> [Data in this exercise]
((
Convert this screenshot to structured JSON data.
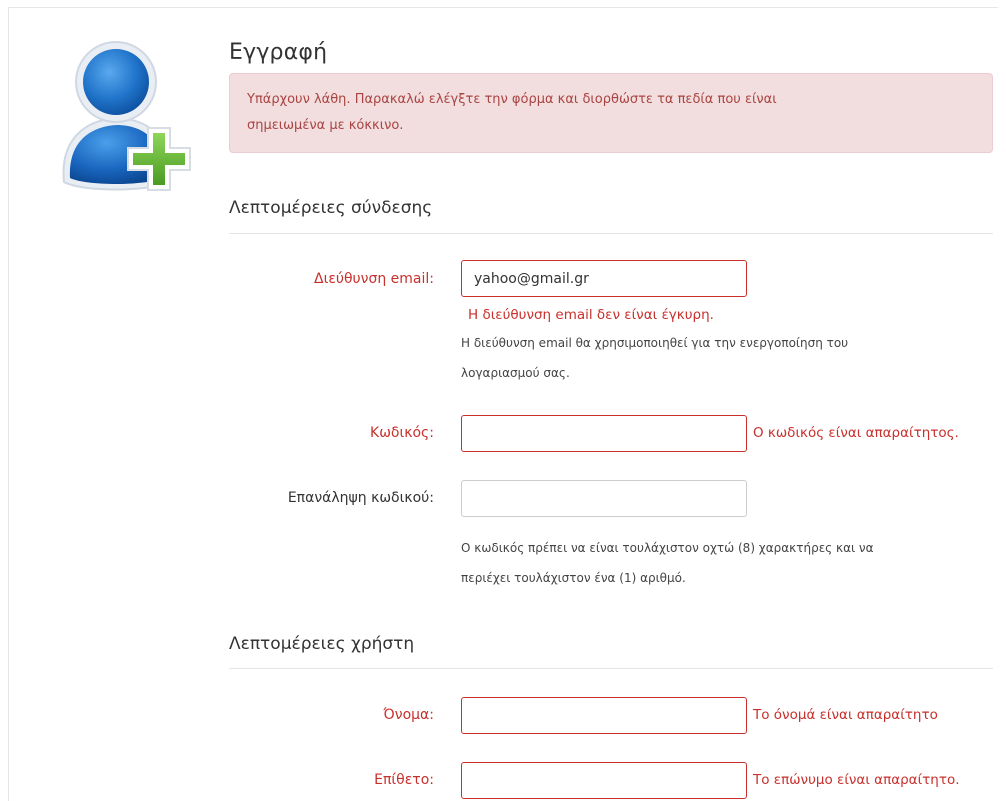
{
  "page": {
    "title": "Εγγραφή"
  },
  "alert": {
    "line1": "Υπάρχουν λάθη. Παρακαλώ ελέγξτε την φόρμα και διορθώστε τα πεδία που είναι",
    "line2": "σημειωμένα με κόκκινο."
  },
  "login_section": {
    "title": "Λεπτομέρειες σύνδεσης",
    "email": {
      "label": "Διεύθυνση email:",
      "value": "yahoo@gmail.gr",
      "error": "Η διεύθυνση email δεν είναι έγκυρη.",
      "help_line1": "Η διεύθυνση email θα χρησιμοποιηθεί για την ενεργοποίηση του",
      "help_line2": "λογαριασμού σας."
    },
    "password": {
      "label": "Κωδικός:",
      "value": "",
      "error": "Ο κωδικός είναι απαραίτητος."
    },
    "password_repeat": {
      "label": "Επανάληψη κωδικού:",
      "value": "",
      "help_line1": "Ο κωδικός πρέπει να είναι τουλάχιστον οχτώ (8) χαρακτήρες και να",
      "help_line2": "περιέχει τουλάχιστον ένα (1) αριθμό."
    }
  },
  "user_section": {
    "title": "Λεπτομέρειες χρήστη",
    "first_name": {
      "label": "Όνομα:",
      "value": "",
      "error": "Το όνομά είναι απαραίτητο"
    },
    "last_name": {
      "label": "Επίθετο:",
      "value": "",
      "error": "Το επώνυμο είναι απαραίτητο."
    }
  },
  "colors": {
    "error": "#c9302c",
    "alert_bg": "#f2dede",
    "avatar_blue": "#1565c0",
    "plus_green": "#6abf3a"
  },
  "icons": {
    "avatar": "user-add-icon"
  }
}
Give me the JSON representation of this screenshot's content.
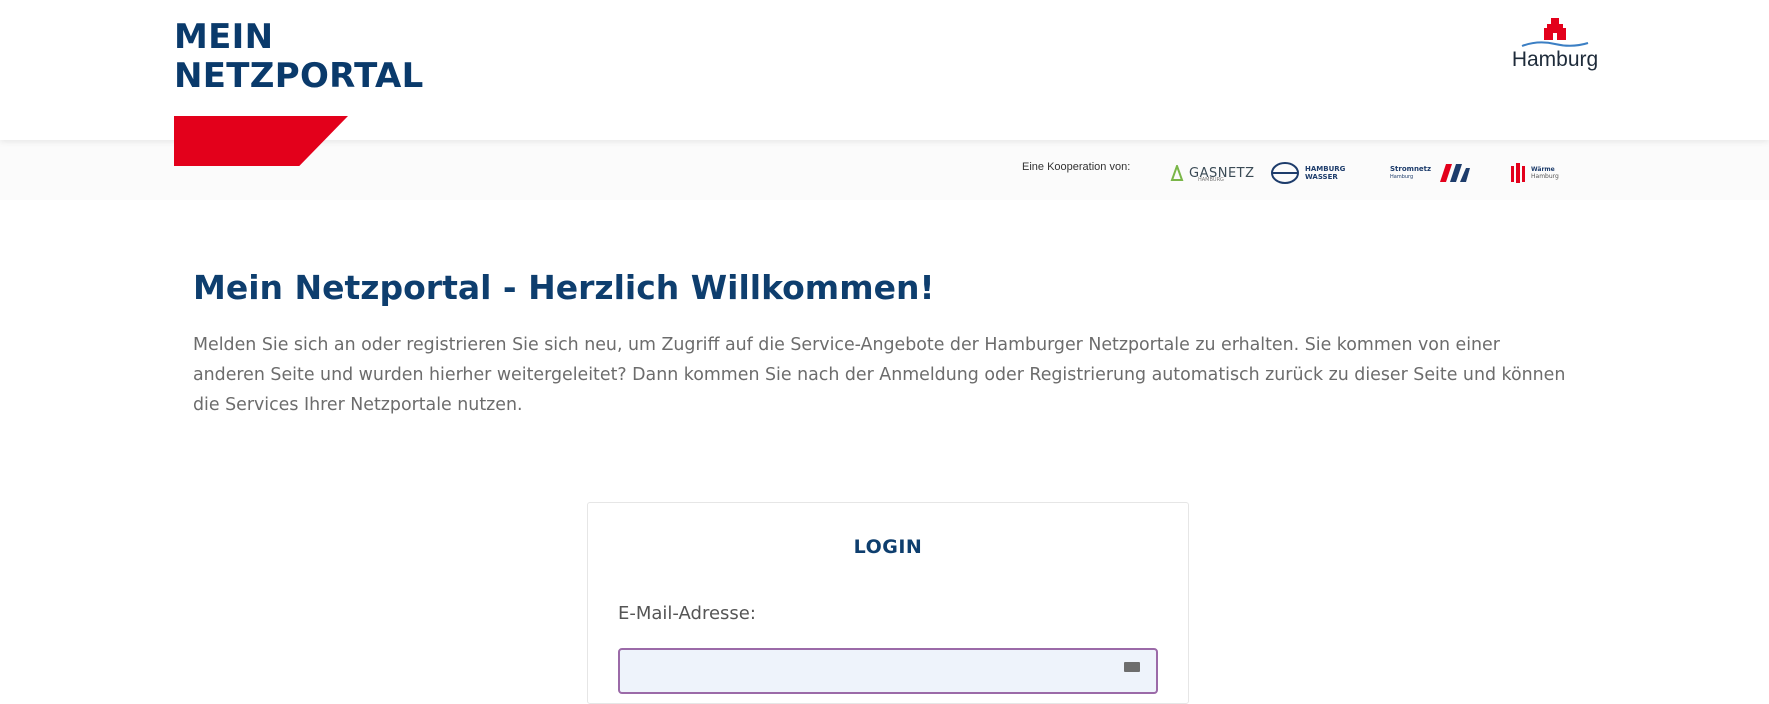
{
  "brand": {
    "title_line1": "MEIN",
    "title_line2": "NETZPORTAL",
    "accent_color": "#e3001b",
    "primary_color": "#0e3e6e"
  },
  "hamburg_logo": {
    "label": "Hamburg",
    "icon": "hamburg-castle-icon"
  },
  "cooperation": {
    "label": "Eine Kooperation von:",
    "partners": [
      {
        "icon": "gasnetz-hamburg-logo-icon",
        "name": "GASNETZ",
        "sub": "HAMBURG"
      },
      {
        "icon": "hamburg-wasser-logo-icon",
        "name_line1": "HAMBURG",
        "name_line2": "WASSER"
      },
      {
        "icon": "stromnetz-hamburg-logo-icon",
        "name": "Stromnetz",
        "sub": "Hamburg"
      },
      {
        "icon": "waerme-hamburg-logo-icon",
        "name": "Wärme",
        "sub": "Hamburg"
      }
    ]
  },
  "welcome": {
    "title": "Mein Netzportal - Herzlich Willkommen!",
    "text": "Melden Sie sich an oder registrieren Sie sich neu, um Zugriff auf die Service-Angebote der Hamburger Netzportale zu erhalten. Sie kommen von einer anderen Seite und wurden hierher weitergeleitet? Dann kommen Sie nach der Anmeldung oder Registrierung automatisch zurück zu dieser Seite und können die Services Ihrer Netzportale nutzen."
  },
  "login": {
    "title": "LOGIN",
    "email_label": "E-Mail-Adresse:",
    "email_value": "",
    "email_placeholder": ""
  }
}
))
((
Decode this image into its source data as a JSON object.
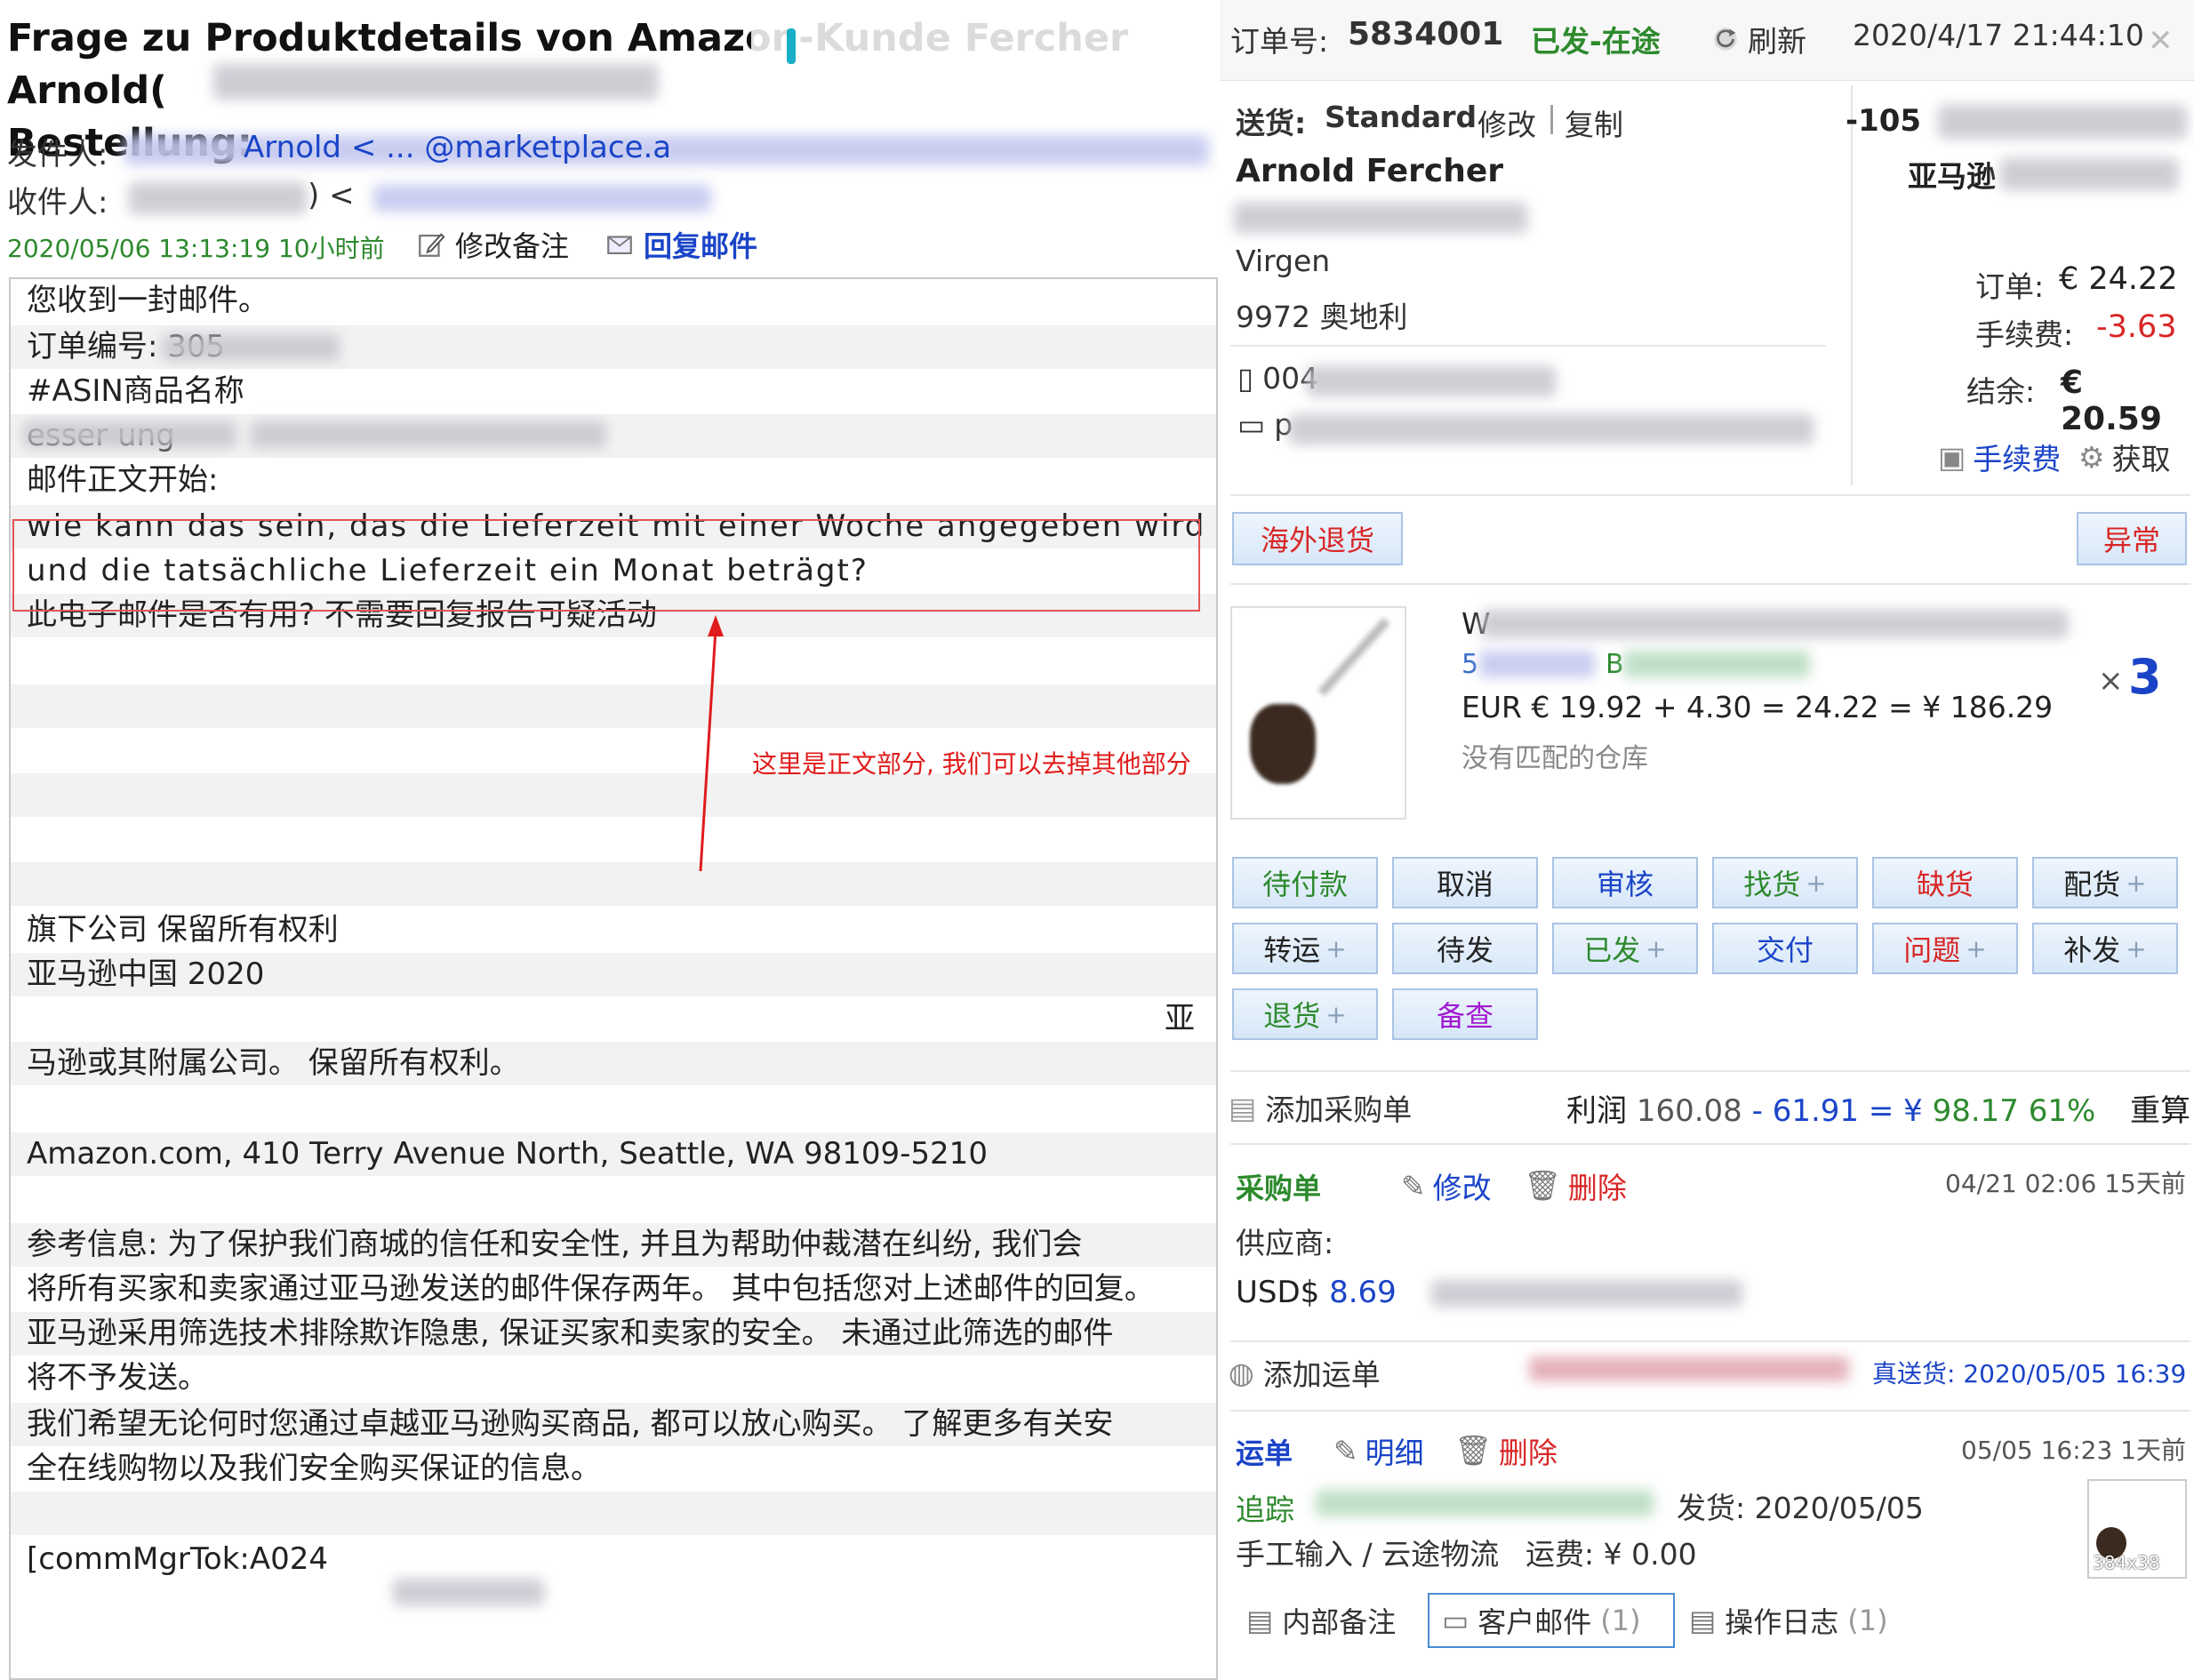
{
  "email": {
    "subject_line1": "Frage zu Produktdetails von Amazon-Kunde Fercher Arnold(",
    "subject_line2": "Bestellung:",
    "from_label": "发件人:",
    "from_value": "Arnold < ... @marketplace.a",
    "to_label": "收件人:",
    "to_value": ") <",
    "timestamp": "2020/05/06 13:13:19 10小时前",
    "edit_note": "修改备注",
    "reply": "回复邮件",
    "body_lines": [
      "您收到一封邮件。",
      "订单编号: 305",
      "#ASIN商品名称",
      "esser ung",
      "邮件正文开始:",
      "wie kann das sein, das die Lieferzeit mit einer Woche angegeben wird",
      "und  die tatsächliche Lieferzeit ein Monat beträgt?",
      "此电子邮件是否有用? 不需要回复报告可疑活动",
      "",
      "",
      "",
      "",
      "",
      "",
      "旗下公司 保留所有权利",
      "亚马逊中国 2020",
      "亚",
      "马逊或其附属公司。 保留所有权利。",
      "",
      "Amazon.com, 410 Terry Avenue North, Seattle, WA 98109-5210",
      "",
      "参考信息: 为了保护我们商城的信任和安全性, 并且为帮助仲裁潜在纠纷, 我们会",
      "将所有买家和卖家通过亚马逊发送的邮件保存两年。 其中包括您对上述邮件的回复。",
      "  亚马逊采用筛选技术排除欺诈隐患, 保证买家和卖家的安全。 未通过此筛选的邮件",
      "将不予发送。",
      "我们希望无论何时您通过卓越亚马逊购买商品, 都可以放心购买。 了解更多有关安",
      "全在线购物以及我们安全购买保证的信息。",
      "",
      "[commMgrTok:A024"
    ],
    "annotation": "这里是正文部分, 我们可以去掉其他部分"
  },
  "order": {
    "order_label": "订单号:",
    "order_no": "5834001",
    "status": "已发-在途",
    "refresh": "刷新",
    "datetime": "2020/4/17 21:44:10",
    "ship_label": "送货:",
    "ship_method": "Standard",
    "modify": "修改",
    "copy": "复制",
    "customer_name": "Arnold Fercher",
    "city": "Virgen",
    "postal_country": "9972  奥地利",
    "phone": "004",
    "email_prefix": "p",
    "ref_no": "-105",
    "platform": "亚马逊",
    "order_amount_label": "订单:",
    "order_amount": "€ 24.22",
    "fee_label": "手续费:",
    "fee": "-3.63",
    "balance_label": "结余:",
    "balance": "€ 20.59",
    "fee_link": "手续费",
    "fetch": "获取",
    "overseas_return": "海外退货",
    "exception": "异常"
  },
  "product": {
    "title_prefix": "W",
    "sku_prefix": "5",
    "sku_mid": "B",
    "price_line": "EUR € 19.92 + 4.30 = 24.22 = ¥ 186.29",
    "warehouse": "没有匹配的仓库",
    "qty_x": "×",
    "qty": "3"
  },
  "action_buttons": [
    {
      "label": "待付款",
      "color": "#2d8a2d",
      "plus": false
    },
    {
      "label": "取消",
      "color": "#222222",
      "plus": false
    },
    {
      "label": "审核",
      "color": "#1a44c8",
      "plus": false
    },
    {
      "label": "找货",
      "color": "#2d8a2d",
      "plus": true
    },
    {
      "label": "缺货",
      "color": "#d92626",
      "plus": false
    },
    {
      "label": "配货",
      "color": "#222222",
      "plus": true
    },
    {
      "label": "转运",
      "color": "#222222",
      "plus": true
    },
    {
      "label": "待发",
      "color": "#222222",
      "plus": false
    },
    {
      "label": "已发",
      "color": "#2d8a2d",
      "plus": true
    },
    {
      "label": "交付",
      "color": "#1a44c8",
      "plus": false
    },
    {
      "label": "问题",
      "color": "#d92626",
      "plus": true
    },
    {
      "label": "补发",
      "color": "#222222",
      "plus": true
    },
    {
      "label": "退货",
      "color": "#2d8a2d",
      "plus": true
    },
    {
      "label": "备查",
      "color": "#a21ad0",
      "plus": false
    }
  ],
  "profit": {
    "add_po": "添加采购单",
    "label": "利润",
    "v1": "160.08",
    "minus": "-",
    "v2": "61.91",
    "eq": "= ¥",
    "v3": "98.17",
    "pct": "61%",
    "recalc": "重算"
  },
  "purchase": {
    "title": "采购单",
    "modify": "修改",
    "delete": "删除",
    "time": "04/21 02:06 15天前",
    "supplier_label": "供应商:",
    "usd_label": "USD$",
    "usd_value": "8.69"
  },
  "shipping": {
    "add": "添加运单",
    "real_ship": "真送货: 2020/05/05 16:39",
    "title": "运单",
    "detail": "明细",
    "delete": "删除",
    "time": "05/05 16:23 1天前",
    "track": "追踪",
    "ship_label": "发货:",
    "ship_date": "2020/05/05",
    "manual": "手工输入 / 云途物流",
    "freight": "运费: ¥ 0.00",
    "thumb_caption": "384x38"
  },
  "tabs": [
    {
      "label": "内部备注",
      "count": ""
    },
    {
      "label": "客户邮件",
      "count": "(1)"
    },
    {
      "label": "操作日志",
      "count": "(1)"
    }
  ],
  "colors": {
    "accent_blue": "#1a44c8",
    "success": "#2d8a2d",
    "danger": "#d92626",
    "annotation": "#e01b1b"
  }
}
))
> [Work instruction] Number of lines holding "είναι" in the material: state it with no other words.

> [Response for this exercise] 6